▽

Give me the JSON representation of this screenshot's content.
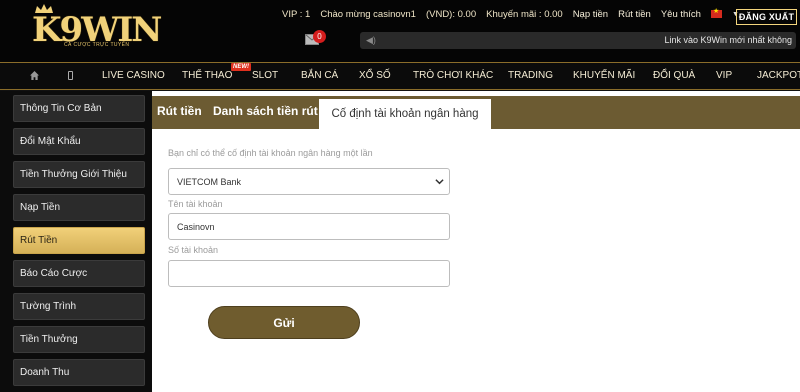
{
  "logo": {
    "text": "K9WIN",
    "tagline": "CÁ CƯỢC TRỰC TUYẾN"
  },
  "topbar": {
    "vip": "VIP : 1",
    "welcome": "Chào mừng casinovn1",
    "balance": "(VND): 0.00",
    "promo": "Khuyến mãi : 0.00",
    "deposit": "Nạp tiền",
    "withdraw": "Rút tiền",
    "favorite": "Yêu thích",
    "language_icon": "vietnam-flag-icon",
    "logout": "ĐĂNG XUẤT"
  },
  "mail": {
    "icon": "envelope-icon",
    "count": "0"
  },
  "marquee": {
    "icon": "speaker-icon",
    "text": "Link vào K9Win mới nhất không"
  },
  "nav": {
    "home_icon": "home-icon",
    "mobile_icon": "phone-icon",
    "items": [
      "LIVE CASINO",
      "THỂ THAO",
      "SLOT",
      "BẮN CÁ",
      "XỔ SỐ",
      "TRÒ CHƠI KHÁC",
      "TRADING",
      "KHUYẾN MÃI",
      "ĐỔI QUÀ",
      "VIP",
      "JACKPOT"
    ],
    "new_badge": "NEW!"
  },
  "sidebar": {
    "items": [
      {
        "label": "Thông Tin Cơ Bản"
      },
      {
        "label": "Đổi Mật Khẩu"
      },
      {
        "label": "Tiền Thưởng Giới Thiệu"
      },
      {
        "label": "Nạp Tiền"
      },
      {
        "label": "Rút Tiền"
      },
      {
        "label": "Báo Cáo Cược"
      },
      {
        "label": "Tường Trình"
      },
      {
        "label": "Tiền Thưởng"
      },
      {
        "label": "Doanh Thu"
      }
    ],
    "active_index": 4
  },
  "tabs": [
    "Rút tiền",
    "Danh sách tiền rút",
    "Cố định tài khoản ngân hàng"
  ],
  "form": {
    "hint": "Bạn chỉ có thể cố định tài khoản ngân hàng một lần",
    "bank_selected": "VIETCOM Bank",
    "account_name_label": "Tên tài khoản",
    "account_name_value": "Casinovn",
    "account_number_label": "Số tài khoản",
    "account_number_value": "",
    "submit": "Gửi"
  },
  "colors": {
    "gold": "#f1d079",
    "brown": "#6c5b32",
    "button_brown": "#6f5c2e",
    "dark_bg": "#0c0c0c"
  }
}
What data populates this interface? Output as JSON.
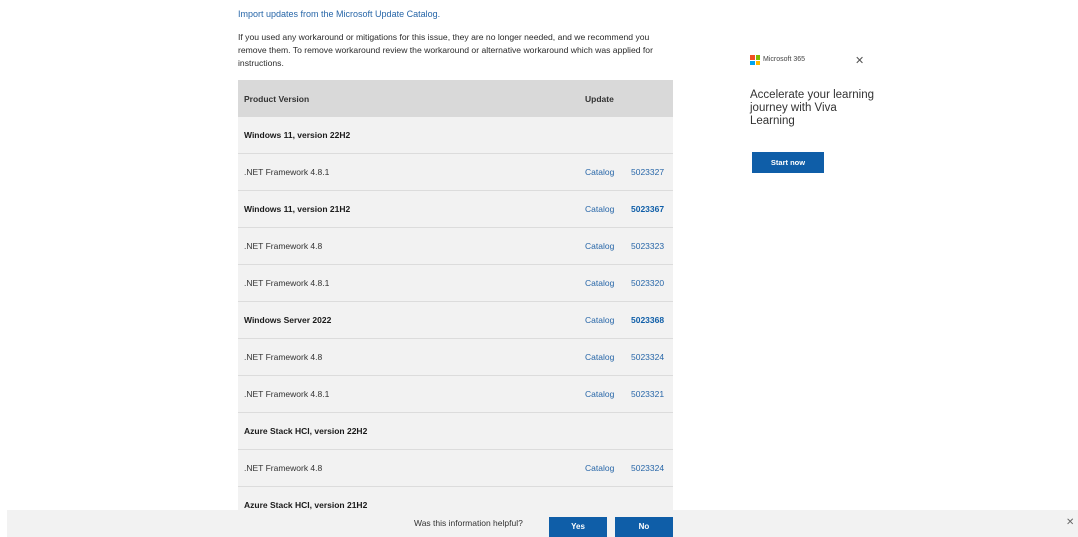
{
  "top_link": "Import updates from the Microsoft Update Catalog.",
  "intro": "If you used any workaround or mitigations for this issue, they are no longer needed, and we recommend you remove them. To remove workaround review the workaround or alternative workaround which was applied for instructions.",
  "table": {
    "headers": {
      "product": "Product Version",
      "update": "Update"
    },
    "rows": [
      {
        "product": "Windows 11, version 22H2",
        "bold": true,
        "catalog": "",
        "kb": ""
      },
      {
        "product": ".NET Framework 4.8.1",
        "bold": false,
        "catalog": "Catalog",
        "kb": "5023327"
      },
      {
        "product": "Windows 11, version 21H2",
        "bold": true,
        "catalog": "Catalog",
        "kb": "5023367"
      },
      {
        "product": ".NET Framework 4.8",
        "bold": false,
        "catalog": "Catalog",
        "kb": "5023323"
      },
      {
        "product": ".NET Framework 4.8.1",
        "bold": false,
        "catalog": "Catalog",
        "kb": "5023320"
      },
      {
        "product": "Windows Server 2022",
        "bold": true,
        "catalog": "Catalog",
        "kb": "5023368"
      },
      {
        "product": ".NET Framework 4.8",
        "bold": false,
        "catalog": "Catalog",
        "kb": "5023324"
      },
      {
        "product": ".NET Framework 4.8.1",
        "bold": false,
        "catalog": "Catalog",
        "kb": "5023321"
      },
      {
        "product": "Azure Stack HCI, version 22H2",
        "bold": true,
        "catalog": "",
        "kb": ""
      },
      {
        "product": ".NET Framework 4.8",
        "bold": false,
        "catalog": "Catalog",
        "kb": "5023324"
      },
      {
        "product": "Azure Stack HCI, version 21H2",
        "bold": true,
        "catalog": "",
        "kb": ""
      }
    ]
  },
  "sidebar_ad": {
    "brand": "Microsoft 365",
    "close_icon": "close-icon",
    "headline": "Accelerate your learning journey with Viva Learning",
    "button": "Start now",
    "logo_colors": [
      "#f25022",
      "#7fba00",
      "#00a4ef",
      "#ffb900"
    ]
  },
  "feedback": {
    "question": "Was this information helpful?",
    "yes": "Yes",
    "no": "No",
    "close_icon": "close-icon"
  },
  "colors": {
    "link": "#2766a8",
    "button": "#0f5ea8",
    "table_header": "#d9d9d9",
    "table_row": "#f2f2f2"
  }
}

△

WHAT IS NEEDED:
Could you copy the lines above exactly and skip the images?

RESPONSE BOX:
Give me the JSON representation of this screenshot's content.
{
  "logo": {
    "text": "K9WIN",
    "tagline": "CÁ CƯỢC TRỰC TUYẾN"
  },
  "topbar": {
    "vip": "VIP : 1",
    "welcome": "Chào mừng casinovn1",
    "balance": "(VND): 0.00",
    "promo": "Khuyến mãi : 0.00",
    "deposit": "Nạp tiền",
    "withdraw": "Rút tiền",
    "favorite": "Yêu thích",
    "language_icon": "vietnam-flag-icon",
    "logout": "ĐĂNG XUẤT"
  },
  "mail": {
    "icon": "envelope-icon",
    "count": "0"
  },
  "marquee": {
    "icon": "speaker-icon",
    "text": "Link vào K9Win mới nhất không"
  },
  "nav": {
    "home_icon": "home-icon",
    "mobile_icon": "phone-icon",
    "items": [
      "LIVE CASINO",
      "THỂ THAO",
      "SLOT",
      "BẮN CÁ",
      "XỔ SỐ",
      "TRÒ CHƠI KHÁC",
      "TRADING",
      "KHUYẾN MÃI",
      "ĐỔI QUÀ",
      "VIP",
      "JACKPOT"
    ],
    "new_badge": "NEW!"
  },
  "sidebar": {
    "items": [
      {
        "label": "Thông Tin Cơ Bản"
      },
      {
        "label": "Đổi Mật Khẩu"
      },
      {
        "label": "Tiền Thưởng Giới Thiệu"
      },
      {
        "label": "Nạp Tiền"
      },
      {
        "label": "Rút Tiền"
      },
      {
        "label": "Báo Cáo Cược"
      },
      {
        "label": "Tường Trình"
      },
      {
        "label": "Tiền Thưởng"
      },
      {
        "label": "Doanh Thu"
      }
    ],
    "active_index": 4
  },
  "tabs": [
    "Rút tiền",
    "Danh sách tiền rút",
    "Cố định tài khoản ngân hàng"
  ],
  "form": {
    "hint": "Bạn chỉ có thể cố định tài khoản ngân hàng một lần",
    "bank_selected": "VIETCOM Bank",
    "account_name_label": "Tên tài khoản",
    "account_name_value": "Casinovn",
    "account_number_label": "Số tài khoản",
    "account_number_value": "",
    "submit": "Gửi"
  },
  "colors": {
    "gold": "#f1d079",
    "brown": "#6c5b32",
    "button_brown": "#6f5c2e",
    "dark_bg": "#0c0c0c"
  }
}
What data populates this interface? Output as JSON.
{
  "top_link": "Import updates from the Microsoft Update Catalog.",
  "intro": "If you used any workaround or mitigations for this issue, they are no longer needed, and we recommend you remove them. To remove workaround review the workaround or alternative workaround which was applied for instructions.",
  "table": {
    "headers": {
      "product": "Product Version",
      "update": "Update"
    },
    "rows": [
      {
        "product": "Windows 11, version 22H2",
        "bold": true,
        "catalog": "",
        "kb": ""
      },
      {
        "product": ".NET Framework 4.8.1",
        "bold": false,
        "catalog": "Catalog",
        "kb": "5023327"
      },
      {
        "product": "Windows 11, version 21H2",
        "bold": true,
        "catalog": "Catalog",
        "kb": "5023367"
      },
      {
        "product": ".NET Framework 4.8",
        "bold": false,
        "catalog": "Catalog",
        "kb": "5023323"
      },
      {
        "product": ".NET Framework 4.8.1",
        "bold": false,
        "catalog": "Catalog",
        "kb": "5023320"
      },
      {
        "product": "Windows Server 2022",
        "bold": true,
        "catalog": "Catalog",
        "kb": "5023368"
      },
      {
        "product": ".NET Framework 4.8",
        "bold": false,
        "catalog": "Catalog",
        "kb": "5023324"
      },
      {
        "product": ".NET Framework 4.8.1",
        "bold": false,
        "catalog": "Catalog",
        "kb": "5023321"
      },
      {
        "product": "Azure Stack HCI, version 22H2",
        "bold": true,
        "catalog": "",
        "kb": ""
      },
      {
        "product": ".NET Framework 4.8",
        "bold": false,
        "catalog": "Catalog",
        "kb": "5023324"
      },
      {
        "product": "Azure Stack HCI, version 21H2",
        "bold": true,
        "catalog": "",
        "kb": ""
      }
    ]
  },
  "sidebar_ad": {
    "brand": "Microsoft 365",
    "close_icon": "close-icon",
    "headline": "Accelerate your learning journey with Viva Learning",
    "button": "Start now",
    "logo_colors": [
      "#f25022",
      "#7fba00",
      "#00a4ef",
      "#ffb900"
    ]
  },
  "feedback": {
    "question": "Was this information helpful?",
    "yes": "Yes",
    "no": "No",
    "close_icon": "close-icon"
  },
  "colors": {
    "link": "#2766a8",
    "button": "#0f5ea8",
    "table_header": "#d9d9d9",
    "table_row": "#f2f2f2"
  }
}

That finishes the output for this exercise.